I wrote this post last December and never shared it. As we approach the holiday season this year (where did the year go!?), the topic is on my heart again. For those of you who feel lonely this year, I want to remind you that you are not alone, we are in this world together.
Almost exactly three years ago, on December 15, I got dumped by a boy I really liked. Not gently broken up with. It wasn't a mutual decision. I did not see it coming. I'd already bought his Christmas gift! There's really no way to make it sound like I was cool, collected or in control.
In retrospect, that 8-month relationship was a blip on my radar and a tiny dot on a piece of paper. In the grand scheme of life, it meant very little. But, at the time, it felt monumental. I felt hurt, lonely and appalled that he'd break up with me 10 days before Christmas and two weeks before New Year's Eve. Also, I was wearing a tacky sweater and both of my roommates were out of town when he did it. It hurt, y'all.
I'd anticipated a year-end romance full of holiday parties, tacky sweaters, gloved-hand holding and a New Year's Eve kiss. When the whole world is giving and rejoicing and celebrating, the loneliness of singleness is even more magnified.
I wanted to take a moment at the start of this holiday season to tell you that it's OK to feel lonely. You're not a Scrooge. At the height of our sugar highs and blissed-out gift giving, know that you are not alone. You might feel lonely and that's OK. But you aren't alone. And it's not wrong to yearn for someone to share this season with.
It can be tempting to wallow in our loneliness when we're struggling; to turn on Adele, grab a bottle of wine and cry ourselves to sleep with Christmas cookies. But, I think it's important to stretch ourselves beyond our natural inclinations so we can understand what a lonely season means. So we can learn and grow from it. My loneliest days shaped my heart, made me more tender and helped me understand who I am when I'm by myself - when I'm not standing on someone else's shoulders.
So instead of calling on your friend Adele, when I feel lonely, here are a few things that help me cope:

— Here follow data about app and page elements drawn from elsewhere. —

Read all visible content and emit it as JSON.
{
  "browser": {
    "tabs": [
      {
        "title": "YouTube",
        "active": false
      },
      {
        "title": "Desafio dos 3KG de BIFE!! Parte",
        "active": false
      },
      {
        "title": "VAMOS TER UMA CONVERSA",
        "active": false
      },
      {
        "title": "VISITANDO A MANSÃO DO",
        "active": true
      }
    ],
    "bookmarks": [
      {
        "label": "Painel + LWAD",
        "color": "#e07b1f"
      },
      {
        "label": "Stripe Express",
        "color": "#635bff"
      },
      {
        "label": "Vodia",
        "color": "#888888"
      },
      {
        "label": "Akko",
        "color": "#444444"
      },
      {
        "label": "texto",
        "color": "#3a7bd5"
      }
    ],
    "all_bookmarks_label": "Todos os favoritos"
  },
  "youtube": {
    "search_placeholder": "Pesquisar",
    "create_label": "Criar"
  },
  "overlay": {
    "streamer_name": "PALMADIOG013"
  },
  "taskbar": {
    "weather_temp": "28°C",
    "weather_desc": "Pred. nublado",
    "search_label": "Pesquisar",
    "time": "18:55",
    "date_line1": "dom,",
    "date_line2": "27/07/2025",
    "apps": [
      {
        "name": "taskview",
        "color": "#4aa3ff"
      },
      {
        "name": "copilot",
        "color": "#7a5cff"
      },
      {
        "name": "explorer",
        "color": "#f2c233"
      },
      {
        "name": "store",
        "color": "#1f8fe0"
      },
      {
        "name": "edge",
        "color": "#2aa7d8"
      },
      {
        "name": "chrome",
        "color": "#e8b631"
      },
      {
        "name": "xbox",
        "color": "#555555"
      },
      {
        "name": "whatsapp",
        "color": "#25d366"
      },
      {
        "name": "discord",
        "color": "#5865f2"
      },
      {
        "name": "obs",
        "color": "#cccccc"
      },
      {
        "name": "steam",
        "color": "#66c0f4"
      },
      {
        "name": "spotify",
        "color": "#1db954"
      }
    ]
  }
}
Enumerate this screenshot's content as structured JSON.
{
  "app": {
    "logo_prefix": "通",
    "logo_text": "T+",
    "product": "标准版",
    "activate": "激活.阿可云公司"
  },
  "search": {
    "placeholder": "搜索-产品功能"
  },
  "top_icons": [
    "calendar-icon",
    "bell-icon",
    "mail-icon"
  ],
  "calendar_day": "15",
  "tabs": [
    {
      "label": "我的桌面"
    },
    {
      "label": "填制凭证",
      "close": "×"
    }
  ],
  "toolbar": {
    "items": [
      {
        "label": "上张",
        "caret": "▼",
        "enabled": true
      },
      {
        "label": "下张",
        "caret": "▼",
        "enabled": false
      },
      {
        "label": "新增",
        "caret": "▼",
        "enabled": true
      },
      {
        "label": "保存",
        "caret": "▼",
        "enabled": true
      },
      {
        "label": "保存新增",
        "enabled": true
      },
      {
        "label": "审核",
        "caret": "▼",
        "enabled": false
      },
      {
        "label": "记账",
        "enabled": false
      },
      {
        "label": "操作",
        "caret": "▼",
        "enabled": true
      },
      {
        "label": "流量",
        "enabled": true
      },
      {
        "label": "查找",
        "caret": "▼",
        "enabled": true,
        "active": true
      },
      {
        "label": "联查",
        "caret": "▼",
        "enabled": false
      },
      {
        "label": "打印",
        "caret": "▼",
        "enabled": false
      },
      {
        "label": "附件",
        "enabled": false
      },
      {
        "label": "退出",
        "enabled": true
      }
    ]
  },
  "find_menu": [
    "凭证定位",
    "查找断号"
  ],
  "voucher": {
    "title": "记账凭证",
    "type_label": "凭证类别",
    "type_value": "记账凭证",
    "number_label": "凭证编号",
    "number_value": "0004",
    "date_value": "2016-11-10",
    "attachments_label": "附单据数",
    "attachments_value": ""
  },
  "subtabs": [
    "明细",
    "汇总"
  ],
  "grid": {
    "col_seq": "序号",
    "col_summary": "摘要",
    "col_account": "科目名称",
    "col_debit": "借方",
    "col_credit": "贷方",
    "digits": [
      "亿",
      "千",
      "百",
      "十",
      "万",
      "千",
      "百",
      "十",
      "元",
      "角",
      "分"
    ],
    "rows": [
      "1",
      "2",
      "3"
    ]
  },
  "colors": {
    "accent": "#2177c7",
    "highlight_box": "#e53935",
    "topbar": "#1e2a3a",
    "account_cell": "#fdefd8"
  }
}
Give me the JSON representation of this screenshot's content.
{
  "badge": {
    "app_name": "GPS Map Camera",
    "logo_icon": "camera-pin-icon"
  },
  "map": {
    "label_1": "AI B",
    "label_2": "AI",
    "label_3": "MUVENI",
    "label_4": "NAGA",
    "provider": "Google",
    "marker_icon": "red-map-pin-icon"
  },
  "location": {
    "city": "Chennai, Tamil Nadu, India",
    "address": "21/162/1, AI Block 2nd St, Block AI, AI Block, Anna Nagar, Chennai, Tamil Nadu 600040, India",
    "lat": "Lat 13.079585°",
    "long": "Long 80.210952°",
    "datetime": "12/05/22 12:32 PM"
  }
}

1. Acknowledge it. Allow yourself to feel lonely. Instead of texting a random guy or filling your time with something mindless, reflect on why you feel this way and what would be a long term fix. You might not be able to make that change, but it will help you isolate what you feel is missing.
2. Understand it. So often I've found that we say we are lonely, but, in actuality, we're yearning to feel known. The feeling of someone knowing what you're thinking before you say it, or knowing the perfect gift to give you is such a good feeling. And it's not wrong to yearn for that. But it's important to isolate whether we're yearning for physical company vs. emotional understanding.
3. Practice gratitude. I sometimes struggle with anxiety and the best thing to help me overcome it is to reflect on what I'm grateful for. I've found the same habit can help when I feel lonely. Who are you grateful for? And what? What brings you joy? Look around: what is so beautiful it could take your breath away if you stop to notice it?
4. Reach out to people that know you well. It can be really easy to want to wallow in our loneliness. This is normal. But push yourself to call a friend and tell her the truth - that you'd love to be around people, that you'd love to get a latte and exchange Christmas gifts. Be vulnerable with the people that love you; allow them to meet you in your loneliness.
5. Be friendly in the grocery store. If I feel alone or grumpy or just blah, when I'm extra friendly and conversational with strangers, I find it can completely shift my mood. It's simple but it works.
I know none of these things can solve for the loneliness we can feel during the holiday season. But, I've found they help me when I'm struggling, and I hope they will do the same for you.